- Next Tuesday’s debate in Hanover, New Hampshire is being touted as the first economic debate. The candidates have covered plenty of economic topics in their first six debates, so expect to hear many of the same themes: no tax hikes, less regulation, and more fiscal responsibility. One thing to watch for is whether the moderators can get the candidates to offer up specific advice on what the United States should do about the eurozone crisis and China’s emergence as a global economic power. For better or worse, the United States is now connected to the world economy, which means we are affected by the choices that other countries make, choices we may have difficulty influencing.
- When Umar Farouk Abdulmutallab was arrested for attempting to blow up Northwest Airlines Flight 253 on Christmas Day 2009, homeland security and counter-terrorism looked to be political vulnerabilities for Barack Obama in his re-election run. With Osama bin Laden and Anwar al-Awlaki now both dead, that’s no longer the case.
- My Figure of the Week is Steve Jobs. Bob’s Figure of the Week is 90. You know why I made my choice. You have to listen to the podcast to learn why Bob made his.

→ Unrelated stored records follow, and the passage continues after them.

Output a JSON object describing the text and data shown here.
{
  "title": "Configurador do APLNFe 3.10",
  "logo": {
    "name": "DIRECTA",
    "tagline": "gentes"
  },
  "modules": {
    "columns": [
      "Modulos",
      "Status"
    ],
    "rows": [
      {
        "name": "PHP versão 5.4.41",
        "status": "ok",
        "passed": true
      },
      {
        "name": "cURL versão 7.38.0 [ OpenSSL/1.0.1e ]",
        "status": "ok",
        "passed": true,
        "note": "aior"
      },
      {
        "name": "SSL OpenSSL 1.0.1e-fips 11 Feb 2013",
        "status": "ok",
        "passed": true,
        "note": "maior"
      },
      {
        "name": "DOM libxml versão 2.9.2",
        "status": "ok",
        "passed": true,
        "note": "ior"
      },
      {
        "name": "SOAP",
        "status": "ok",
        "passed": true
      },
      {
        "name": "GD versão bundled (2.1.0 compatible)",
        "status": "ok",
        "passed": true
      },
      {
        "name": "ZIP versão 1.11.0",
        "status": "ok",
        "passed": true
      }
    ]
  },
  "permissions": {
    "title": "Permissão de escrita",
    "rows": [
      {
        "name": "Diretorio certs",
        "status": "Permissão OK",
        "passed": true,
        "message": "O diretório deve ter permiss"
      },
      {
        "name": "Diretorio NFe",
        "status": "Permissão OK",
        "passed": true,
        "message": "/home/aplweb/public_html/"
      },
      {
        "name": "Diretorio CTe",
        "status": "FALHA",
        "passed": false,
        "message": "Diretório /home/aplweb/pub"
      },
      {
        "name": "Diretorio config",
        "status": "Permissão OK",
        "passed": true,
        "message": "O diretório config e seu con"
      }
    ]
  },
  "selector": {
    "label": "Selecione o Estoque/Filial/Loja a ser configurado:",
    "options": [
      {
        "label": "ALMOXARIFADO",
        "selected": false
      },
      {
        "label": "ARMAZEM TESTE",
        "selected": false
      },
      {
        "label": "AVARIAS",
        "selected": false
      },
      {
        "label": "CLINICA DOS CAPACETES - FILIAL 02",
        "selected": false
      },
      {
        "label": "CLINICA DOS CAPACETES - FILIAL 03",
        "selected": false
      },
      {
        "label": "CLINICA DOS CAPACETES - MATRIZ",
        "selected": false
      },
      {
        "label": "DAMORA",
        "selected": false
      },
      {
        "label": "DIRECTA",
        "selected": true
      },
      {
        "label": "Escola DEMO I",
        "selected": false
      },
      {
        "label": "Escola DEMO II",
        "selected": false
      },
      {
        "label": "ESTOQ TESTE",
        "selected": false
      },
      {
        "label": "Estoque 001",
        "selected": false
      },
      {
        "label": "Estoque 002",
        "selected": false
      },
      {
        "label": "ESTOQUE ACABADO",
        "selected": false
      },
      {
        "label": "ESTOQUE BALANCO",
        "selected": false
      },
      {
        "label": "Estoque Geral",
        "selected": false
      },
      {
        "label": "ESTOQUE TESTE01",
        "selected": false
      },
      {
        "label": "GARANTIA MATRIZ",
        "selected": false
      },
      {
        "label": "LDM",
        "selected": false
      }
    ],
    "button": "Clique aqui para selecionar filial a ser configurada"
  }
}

The New York Times reports on German Chancellor Angela Merkel’s move to protect vulnerable banks while the Economist considers just how much more capital shaky financial institutions may need. The Washington Post announces the details of the debate it will host with Bloomberg TV next week, and the New York Times has a feature article discussing the unique approach of one perhaps under-reported candidate, Herman Cain. The Los Angeles Times covers jury selection in Abdulmutallab’s trial and the Atlantic’s Andrew Cohen argues that the trial should be public.